A project of Steven Adams of the Broken Family Band, the Singing Adams is another piece of work that depends on simple, slick-free production and a general cozy, folksy arrangement. A perfect example of this is "Queen of the House." Lasting only a little over a minute, the track is a barren acoustic tune that could have been recorded in a living room. Think of a sullen James Yorkston and the song becomes clearer. "Minus Nine," however, is a fun, quirky acoustic folk-pop nugget that saunters along in the vein of Badly Drawn Boy or the Hidden Cameras. Adams also resembles James Blunt to some extent, particularly on the reflective "Ship," a stellar singer/songwriter sort of track accented by an accordion. "I Can Do Nothing" brings out the electric side to the band with a wall of guitar that builds, supporting the slightly uptempo track. Meanwhile, "The Mayor" picks things up again acoustically with a rather bizarre Appalachia-meets-Orient instrumental that leads into "New Southgate Love Song," a warm toe-tapper that speaks of holding back urges. Another pleaser -- and possibly the highlight, aside from the tender "Long Way Home Mistake" -- is "You and Me," which gradually finds its groove but is well worth the wait.

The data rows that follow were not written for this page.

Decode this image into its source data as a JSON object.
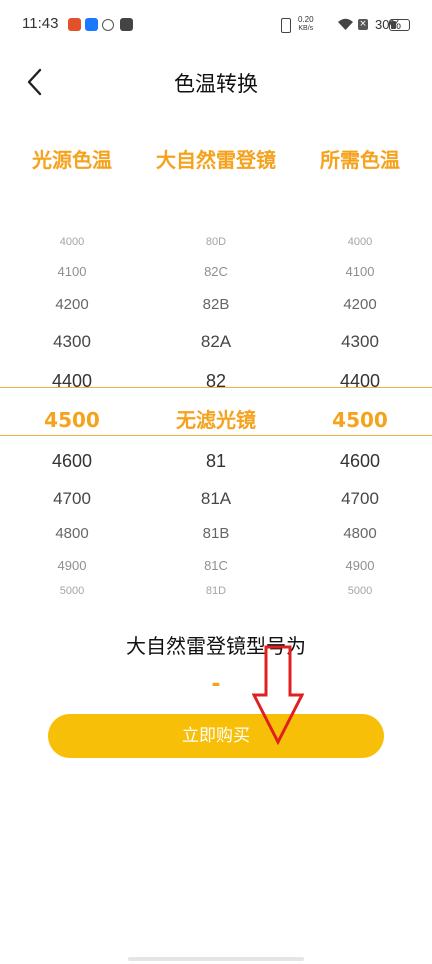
{
  "status_bar": {
    "time": "11:43",
    "net_speed_value": "0.20",
    "net_speed_unit": "KB/s",
    "battery": "30%",
    "battery_level": 0.3
  },
  "header": {
    "title": "色温转换"
  },
  "columns": {
    "left": "光源色温",
    "middle": "大自然雷登镜",
    "right": "所需色温"
  },
  "picker": {
    "left": [
      "4000",
      "4100",
      "4200",
      "4300",
      "4400",
      "4500",
      "4600",
      "4700",
      "4800",
      "4900",
      "5000"
    ],
    "middle": [
      "80D",
      "82C",
      "82B",
      "82A",
      "82",
      "无滤光镜",
      "81",
      "81A",
      "81B",
      "81C",
      "81D"
    ],
    "right": [
      "4000",
      "4100",
      "4200",
      "4300",
      "4400",
      "4500",
      "4600",
      "4700",
      "4800",
      "4900",
      "5000"
    ],
    "selected_index": 5
  },
  "result": {
    "label": "大自然雷登镜型号为",
    "value": "-"
  },
  "buy_button": {
    "label": "立即购买"
  },
  "colors": {
    "accent": "#f5a21d",
    "button": "#f7bf07",
    "annotation": "#e02020"
  }
}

The closing tracks are also quite pleasing, as "Starsign" features some very eerie but appealing harmonies accompanied by acoustic guitar, organ, and tambourine.
AllMusic Review by Jason MacNeil